5.Students & Student Services: Develop and implement an intentional student recruitment and retention program that engages faculty, current students, and community stakeholders in the process. We encourage an investment in a recruiter with skills in community relations and trained as an admissions officer.(SeealsoRecommendation2, 2004ProgramReview.)

For the recruitment and retention of the Hawaiian students, one key component is the hiring of a new teacher (Alohalani) Hawaiian language, Winter 2015. Effective teaching contributes to helping students to learn the Hawaiian language and culture as well as retaining them in the major. The department has discussed the matter of recruitment with Admission Office as well as participated in the Career Day recruitment activities. The department has participated in HOLOMU’A(June, 2016) as part of the University’s recruitment activities. The department has discussed with the Media production department to create a DVD featuring students, faculty and staff to directly recruit potential majors to the program as well as to the university. The department’s newly recruited faculty has been involved in the community and participates in a special hula group under the supervision of a local (kupuna). The department has been very involved in presenting an ‘OLI’ (chant) during the Orientation of new students to officially welcome them. Such a chant acknowledges the host culture and extends the spirit of ALOHA’.
6.BYU, UH System Faculty & Program Resources: As stated above, to ensure the vitality, sustainability and diversity of the learning experience we recommend partnerships across campus disciplines with affiliate faculty and programs, e.g., Education/Secondary Teacher Preparation in immersion education. Additionally, exploring support from other Hawaiian Studies and Language programs.
Discussions have started to implement a Teacher Immersion Training program with the College of Education –Teacher Training utilizing the Hawaiian language.
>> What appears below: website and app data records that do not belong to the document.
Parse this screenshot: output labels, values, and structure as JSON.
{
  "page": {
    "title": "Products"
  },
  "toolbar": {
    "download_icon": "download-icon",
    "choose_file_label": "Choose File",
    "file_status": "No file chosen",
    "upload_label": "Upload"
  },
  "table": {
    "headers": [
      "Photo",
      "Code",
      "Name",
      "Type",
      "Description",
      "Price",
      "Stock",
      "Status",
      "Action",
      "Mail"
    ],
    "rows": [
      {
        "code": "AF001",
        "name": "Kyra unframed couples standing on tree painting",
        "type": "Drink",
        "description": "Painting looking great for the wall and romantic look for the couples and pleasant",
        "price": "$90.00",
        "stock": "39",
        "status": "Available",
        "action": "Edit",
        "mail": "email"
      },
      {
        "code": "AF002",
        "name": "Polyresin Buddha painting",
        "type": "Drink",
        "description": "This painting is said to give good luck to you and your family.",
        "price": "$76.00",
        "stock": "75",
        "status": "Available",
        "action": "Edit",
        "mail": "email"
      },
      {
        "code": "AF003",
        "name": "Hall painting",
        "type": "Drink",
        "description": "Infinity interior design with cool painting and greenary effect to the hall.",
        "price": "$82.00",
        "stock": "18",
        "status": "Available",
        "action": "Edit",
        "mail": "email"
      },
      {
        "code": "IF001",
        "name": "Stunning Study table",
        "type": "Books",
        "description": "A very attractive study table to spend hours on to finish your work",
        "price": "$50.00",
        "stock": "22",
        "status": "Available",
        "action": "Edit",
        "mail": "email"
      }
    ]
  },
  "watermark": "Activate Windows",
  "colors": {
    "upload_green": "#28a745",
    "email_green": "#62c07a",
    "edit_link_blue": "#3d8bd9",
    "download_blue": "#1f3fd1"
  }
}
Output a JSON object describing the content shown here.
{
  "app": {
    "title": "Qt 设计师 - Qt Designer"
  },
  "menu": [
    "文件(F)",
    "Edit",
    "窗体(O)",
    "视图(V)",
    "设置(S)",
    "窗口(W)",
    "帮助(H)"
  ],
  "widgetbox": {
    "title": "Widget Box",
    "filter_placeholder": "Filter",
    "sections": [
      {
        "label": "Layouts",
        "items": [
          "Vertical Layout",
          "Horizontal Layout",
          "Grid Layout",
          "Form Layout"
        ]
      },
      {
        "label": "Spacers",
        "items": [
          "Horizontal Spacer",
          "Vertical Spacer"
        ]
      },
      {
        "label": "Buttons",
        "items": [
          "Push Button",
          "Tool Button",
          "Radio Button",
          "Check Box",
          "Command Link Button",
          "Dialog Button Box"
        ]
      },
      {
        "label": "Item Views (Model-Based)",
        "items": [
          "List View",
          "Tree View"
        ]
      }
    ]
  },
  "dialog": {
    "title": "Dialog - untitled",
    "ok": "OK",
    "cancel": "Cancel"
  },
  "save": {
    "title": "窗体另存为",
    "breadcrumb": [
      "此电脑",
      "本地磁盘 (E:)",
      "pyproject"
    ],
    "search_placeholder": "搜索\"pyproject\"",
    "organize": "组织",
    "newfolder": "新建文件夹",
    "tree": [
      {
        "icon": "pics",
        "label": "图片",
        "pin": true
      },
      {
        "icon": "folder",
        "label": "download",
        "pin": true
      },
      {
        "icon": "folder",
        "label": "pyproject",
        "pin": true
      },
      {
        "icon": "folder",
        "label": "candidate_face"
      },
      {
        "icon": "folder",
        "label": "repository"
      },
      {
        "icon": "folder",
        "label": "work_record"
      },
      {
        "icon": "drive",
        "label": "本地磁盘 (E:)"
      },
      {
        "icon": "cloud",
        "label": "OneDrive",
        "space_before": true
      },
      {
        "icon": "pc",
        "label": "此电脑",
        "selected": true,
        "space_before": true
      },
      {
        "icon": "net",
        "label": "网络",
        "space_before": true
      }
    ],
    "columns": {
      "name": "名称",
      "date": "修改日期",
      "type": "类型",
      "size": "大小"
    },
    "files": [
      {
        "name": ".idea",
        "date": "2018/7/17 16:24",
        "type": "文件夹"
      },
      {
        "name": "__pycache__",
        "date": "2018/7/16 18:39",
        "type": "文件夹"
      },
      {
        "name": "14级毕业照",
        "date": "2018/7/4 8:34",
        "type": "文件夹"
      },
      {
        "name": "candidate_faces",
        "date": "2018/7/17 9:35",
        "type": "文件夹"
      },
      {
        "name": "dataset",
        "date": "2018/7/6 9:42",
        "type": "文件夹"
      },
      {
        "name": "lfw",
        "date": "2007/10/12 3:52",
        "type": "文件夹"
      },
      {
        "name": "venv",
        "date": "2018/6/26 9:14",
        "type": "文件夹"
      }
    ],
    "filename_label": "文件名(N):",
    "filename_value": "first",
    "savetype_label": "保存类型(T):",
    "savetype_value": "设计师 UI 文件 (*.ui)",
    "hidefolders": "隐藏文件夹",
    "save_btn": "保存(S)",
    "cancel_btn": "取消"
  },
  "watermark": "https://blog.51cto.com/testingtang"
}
The challenges involve additional staff to offer courses in Indigenous Pedagogy as well as
7.Community Resources: There is strength and depth of knowledge within the community (writ large) ʻōlelo, culture/place-based, economic, political and application of ʻike/knowledge in community (relevance). We strongly recommend inclusion of advisory councils to the program and the university. (See also Recommendation 1, 2004 Program Review.)
The department plans to have a Board of Advisory involving community representatives. This will involve community members as well as provide feedback and directions for the department.
8.Team Building and Collaboration: Strengthen leadership philosophy and practice that is centered around principles of collective, intergenerational, and servant leadership. This is a good time—during this period of change–to define a cohesive direction in accomplishing the program goals.
Change of personnel internally has contributed to the spirit of team building and collaboration. The two full time faculty are collaborating on the course syllabi as well as with the restructuring of the curriculum.